Be A Good Neighbor

Imagine the sounds of a peaceful lake in the mountains on a summer morning–the birds chirping, fish jumping out of the water for a bite to eat and splashing back in, and the spinning of a reel as you cast off to pull in the first catch of the day.

Is your camp a good waterfront neighbor? Photo courtesy of Brenda Moreau

This is one form of summertime bliss heard in the wooded playground of the camp’s surroundings.

For you, the more familiar sound is of children laughing, playing, and building skills at the camp’s waterfront. For your lakeside neighbors, though, it might be a delicate balance, bringing mixed emotions about sharing the water with your program.

A staple of camping for more than 100 years, waterfront programming is often the image conjured up when one reflects on camp. While fishing, boating, and swimming are basic tenets of camp, so is having neighbors.

If your camp hosts aquatic activities in fresh water, you have probably been faced with questions of how to effectively manage a waterfront program while respecting the shared use of the lake.

Clear And Friendly Signage

Take some time to walk down to the waterfront, get into a rowboat, and survey the area, including the path or roadway, water-access points, docks, and structures.

By having a secure entrance with signage (an ACA requirement), you are notifying the public that the waterfront is private property and only for use by campers and staff. Make the signage clear, but consider making it friendly, as well, by posting your website and contact information.

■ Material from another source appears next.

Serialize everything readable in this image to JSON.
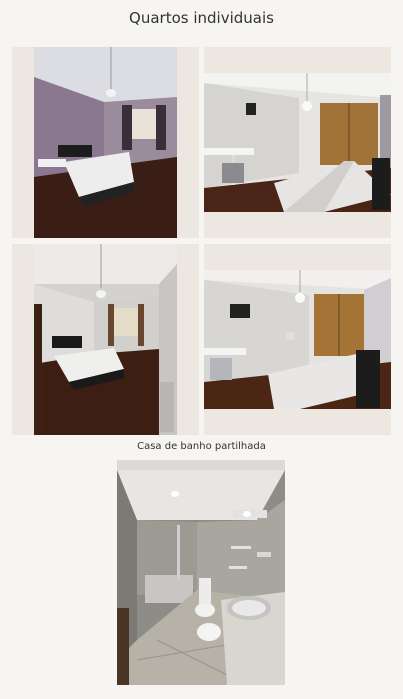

The couple who wants to use your waterfront for the backdrop of their holiday card could become a donor or future camper family, so take advantage of the opportunity.

Best Foot Forward

Be sure that the area you use on the water gels with the typical fishing spots of others. Also, consider the appearance of storage sheds, boathouses, and docks. Are they safe? Do they need a new coat of paint? The first impression of your camp does not always come from the road.

What camp staff hears as joy can just seem loud to others who live along the lake shore. © Can Stock Photo Inc. / mandygodbehear

Do your best to keep the appearance of the camp attractive without infringing on others’ property or obstructing anyone’s views.

Successful Scheduling

Next, take a look at your camp schedule. Are there times you use the waterfront for “non-traditional” programming (e.g., sandcastle-building contests, end-of-session closing ceremonies, perhaps a drive-in movie viewed from a paddle boat)? If so, chances are you have neighbors who either:

 

  1. Appreciate those activities and view them from their docks or rental cabins
  2. Do not enjoy them as the cheering from the waterfront has interrupted their evening cocktail and campfire
  3. Are a combination of the two views.

However, don’t immediately delete those activities from the schedule. Instead, pass along that schedule with a brief explanation as to why you and 200 of your friends are singing in the darkness once a week.

Page 1 of 2 | Next page

Related posts:

  1. Just Add Water
  2. Waterfront Safety And Preparation
  3. Wading Through Possibilities
  4. Buddy Up!
  5. Alternative Adventures
  • Columns & Features
  • Departments
  • Writers